This month we’re taking a look at sash windows, what are they? How do they work? And the benefits.

A sash window is made of several moveable panels which hold the glass within its frame. They have been used in houses as far back as the 17th century. Some of the earliest examples can be found in Ham House in Richmond, London.

The original sashes (and some houses still have them today) worked on a pully system, you simply pulled the rope to raise the window. But during the 20th century they began to fall out of favour because, despite their elegant looks, they were draughty, required a large amount of maintenance, and were often difficult to manoeuvre.

For some years, the old sash windows were replaced with modern UPVC casement windows which were draught-free and easy maintenance. But unfortunately, they didn’t always suit older period properties which often lost their period look with the new installations.

In the last few years, however, technology has moved on and UPVC ‘mock timber’ sash windows have come onto the market. Not only do they combine the durability and ease of use of the old UPVC windows, but also manage to maintain the period aesthetic that was so lacking in the original UPVC casement windows.

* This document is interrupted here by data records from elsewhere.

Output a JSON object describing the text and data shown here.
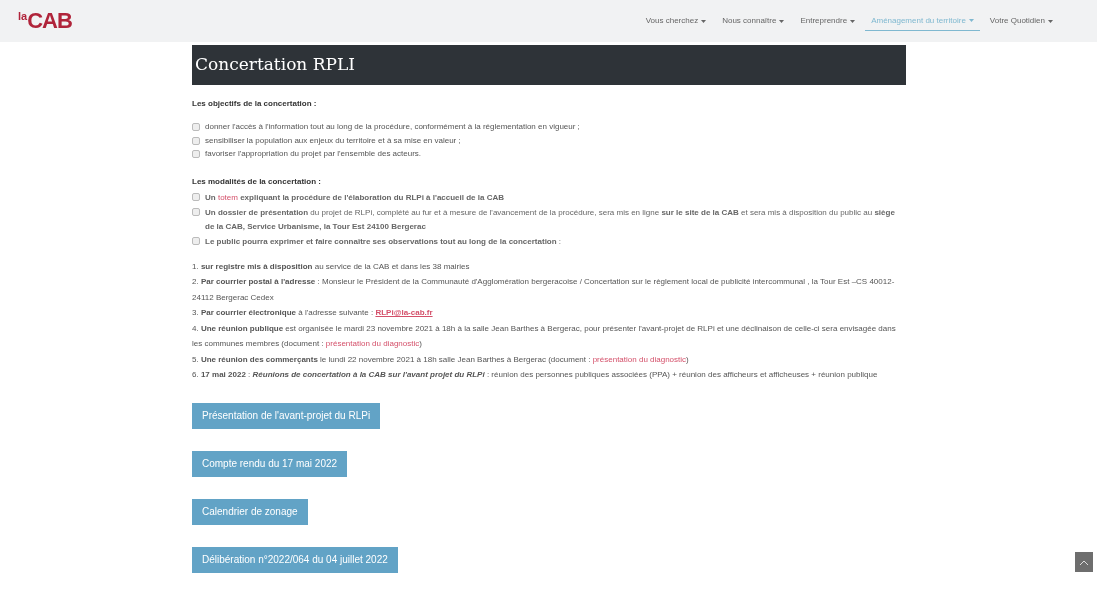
{
  "header": {
    "logo": {
      "prefix": "la",
      "name": "CAB"
    },
    "nav": [
      {
        "label": "Vous cherchez",
        "selected": false
      },
      {
        "label": "Nous connaître",
        "selected": false
      },
      {
        "label": "Entreprendre",
        "selected": false
      },
      {
        "label": "Aménagement du territoire",
        "selected": true
      },
      {
        "label": "Votre Quotidien",
        "selected": false
      }
    ]
  },
  "title": "Concertation RPLI",
  "objectives": {
    "heading": "Les objectifs de la concertation :",
    "items": [
      "donner l'accès à l'information tout au long de la procédure, conformément à la réglementation en vigueur ;",
      "sensibiliser la population aux enjeux du territoire et à sa mise en valeur ;",
      "favoriser l'appropriation du projet par l'ensemble des acteurs."
    ]
  },
  "modalities": {
    "heading": "Les modalités de la concertation :",
    "items": [
      [
        {
          "kind": "text",
          "text": "**Un** "
        },
        {
          "kind": "link",
          "text": "totem"
        },
        {
          "kind": "text",
          "text": " **expliquant la procédure de l'élaboration du RLPi à l'accueil de la CAB**"
        }
      ],
      [
        {
          "kind": "text",
          "text": "**Un dossier de présentation** du projet de RLPi, complété au fur et à mesure de l'avancement de la procédure, sera mis en ligne **sur le site de la CAB** et sera mis à disposition du public au **siège de la CAB, Service Urbanisme,  la Tour Est  24100 Bergerac**"
        }
      ],
      [
        {
          "kind": "text",
          "text": "**Le public pourra exprimer et faire connaître ses observations tout au long de la concertation** :"
        }
      ]
    ]
  },
  "ways": [
    [
      {
        "kind": "text",
        "text": "1. **sur registre mis à disposition** au service de la CAB et dans les 38 mairies"
      }
    ],
    [
      {
        "kind": "text",
        "text": "2. **Par courrier postal à l'adresse** : Monsieur le Président de la Communauté d'Agglomération bergeracoise / Concertation sur le règlement local de publicité intercommunal , la Tour Est –CS 40012-24112 Bergerac Cedex"
      }
    ],
    [
      {
        "kind": "text",
        "text": "3. **Par courrier électronique** à l'adresse suivante : "
      },
      {
        "kind": "email",
        "text": "RLPi@la-cab.fr"
      }
    ],
    [
      {
        "kind": "text",
        "text": "4. **Une réunion publique** est organisée le mardi 23 novembre 2021 à 18h à la salle Jean Barthes à Bergerac, pour présenter l'avant-projet de RLPi et une déclinaison de celle-ci sera envisagée dans les communes membres (document : "
      },
      {
        "kind": "link",
        "text": "présentation du diagnostic"
      },
      {
        "kind": "text",
        "text": ")"
      }
    ],
    [
      {
        "kind": "text",
        "text": "5. **Une réunion des commerçants** le lundi 22 novembre 2021 à 18h salle Jean Barthes à Bergerac (document : "
      },
      {
        "kind": "link",
        "text": "présentation du diagnostic"
      },
      {
        "kind": "text",
        "text": ")"
      }
    ],
    [
      {
        "kind": "text",
        "text": "6. **17 mai 2022** : "
      },
      {
        "kind": "bold-italic",
        "text": "Réunions de concertation à la CAB sur l'avant projet du RLPi"
      },
      {
        "kind": "text",
        "text": " : réunion des personnes publiques associées (PPA) + réunion des afficheurs et afficheuses + réunion publique"
      }
    ]
  ],
  "buttons": [
    "Présentation de l'avant-projet du RLPi",
    "Compte rendu du 17 mai 2022",
    "Calendrier de zonage",
    "Délibération n°2022/064 du 04 juillet 2022"
  ]
}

The new sash window has become as popular as its old counterparts, and homeowners whose houses did not originally have sash windows are now considering using them as a replacement for the old casements. The benefits are that they come in a variety of finishes, mock timber as mentioned above, and original white to name just two. They also have the ability to improve the aesthetic of most homes, plus of course, they are much cheaper than real wood, more durable, and almost maintenance free.

A shout-out for the sash window, we think they look great on most homes.

Sash windows Smith 2